A 2005 United Nations University report concluded that 84 per cent of Iraq’s education institutions had been looted, burnt, or destroyed; only a fraction have since been rebuilt. By 2008, the Iraqi Ministry of Education recorded 31,598 violent attacks against universities and schools across the country. Today, reports the BRussells Tribunal, “one in five Iraqis between the ages of 10 and 49 cannot read or write a simple statement related to everyday life”. Iraq’s illiteracy rates are some of the highest in the region, and according to a 2012 Bertelsmann Stiftung’s (BTI) report, Iraq Transformation Index, the Iraq Interior Ministry has admitted that over 9,000 fake university degrees were purchased by prominent civil servants.

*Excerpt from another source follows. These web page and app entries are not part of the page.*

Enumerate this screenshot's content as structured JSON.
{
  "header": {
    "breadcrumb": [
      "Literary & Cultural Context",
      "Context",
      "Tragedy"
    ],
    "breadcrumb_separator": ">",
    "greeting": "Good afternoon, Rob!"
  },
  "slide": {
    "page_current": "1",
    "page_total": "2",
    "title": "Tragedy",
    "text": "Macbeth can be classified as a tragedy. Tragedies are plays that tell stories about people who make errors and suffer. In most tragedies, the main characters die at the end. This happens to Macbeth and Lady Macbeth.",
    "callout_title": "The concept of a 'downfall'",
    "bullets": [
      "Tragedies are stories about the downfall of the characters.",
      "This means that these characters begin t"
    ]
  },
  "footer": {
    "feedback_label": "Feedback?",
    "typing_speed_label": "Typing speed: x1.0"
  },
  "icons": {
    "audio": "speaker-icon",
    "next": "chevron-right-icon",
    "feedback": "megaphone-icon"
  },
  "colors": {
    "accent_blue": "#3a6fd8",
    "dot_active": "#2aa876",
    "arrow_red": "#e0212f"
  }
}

Iraq’s former domestic intellectual capital no longer exists. The effects of this “brain drain” are now becoming increasingly apparent in Iraq’s government, no more poignantly than with regards to the national constitution. Throughout the drafting process in 2005, there was little effort to consult Iraqi specialists. Jawad, among a small group of other Iraqi intellectuals, was invited only twice by the US to Amman, Jordan, to discuss the document. “Those of us who were invited were all very critical of the people who wrote the constitution”, Jawad explains. At the end of these two meetings only one person was picked up as an expert to help draft the document: Nicholas Fink Haysom, a South African.            

The product has subsequently been described by Prime Minister Nouri al-Maliki as “a minefield”. The drafters, wishing to appease all sects, created more problems than they solved. “One paragraph might support the first side of a debate,” says Jawad, “and the next one will be in favor of the exact opposite view”. For sidelined intellectuals, the result was unsurprising. 

Iraq’s leadership now faces the prospect of creating stability following the withdrawal of US combat troops in 2011. One of its highest orders of business should be protecting and incentivizing the return of intellectuals to national universities, once the finest such centres in the Arab World. The constitutional debacle is ample proof that a thriving intellectual class must be incorporated into Iraqi politics, to provide a balancing, non-sectarian opinion.

To protect the country’s intellectual capital, the Iraqi police needs to guard universities and the people who work and study in them. To date, western efforts to train and advise Iraq’s security forces have met mixed results in the face of determined Al-Qaeda offensives. A shift in priorities towards providing academics with safe transportation, university campuses, and housing (perhaps at some of the sprawling American consulates spread throughout the country, like the US$750 million complex in Baghdad) could be a far more cost-effective way to jumpstart the political conversation Iraq needs. Increased salaries and financial assistance to establish tenured positions are also important. Above all, western diplomats should pressure Maliki’s government to regard intellectuals as partners, not enemies.

The challenge is great. On 2 July 2012, the National Iraqi News Agency noted that Dr. Mohammad Jasim Al-Juboury of Imam Adham College at Mosul University was shot dead by a group of unidentified gunmen near his home. Although his death earned barely half a page of type, it shows that the targeting of Iraq’s intellectuals remains an ongoing crisis.

The 2003 invasion promised intellectual freedom and safety to academics. For Iraq to achieve a logical and effective government, leaders in Baghdad and the West should renew their commitment to that pledge. 

 

Matthew Schweitzer is Dean’s Scholar at the University of Chicago, and the founding editor of The Post-War Watch, an online repository of original analysis about the legacy of Western operations in the Middle East and the region’s future. 

 

16 August 2012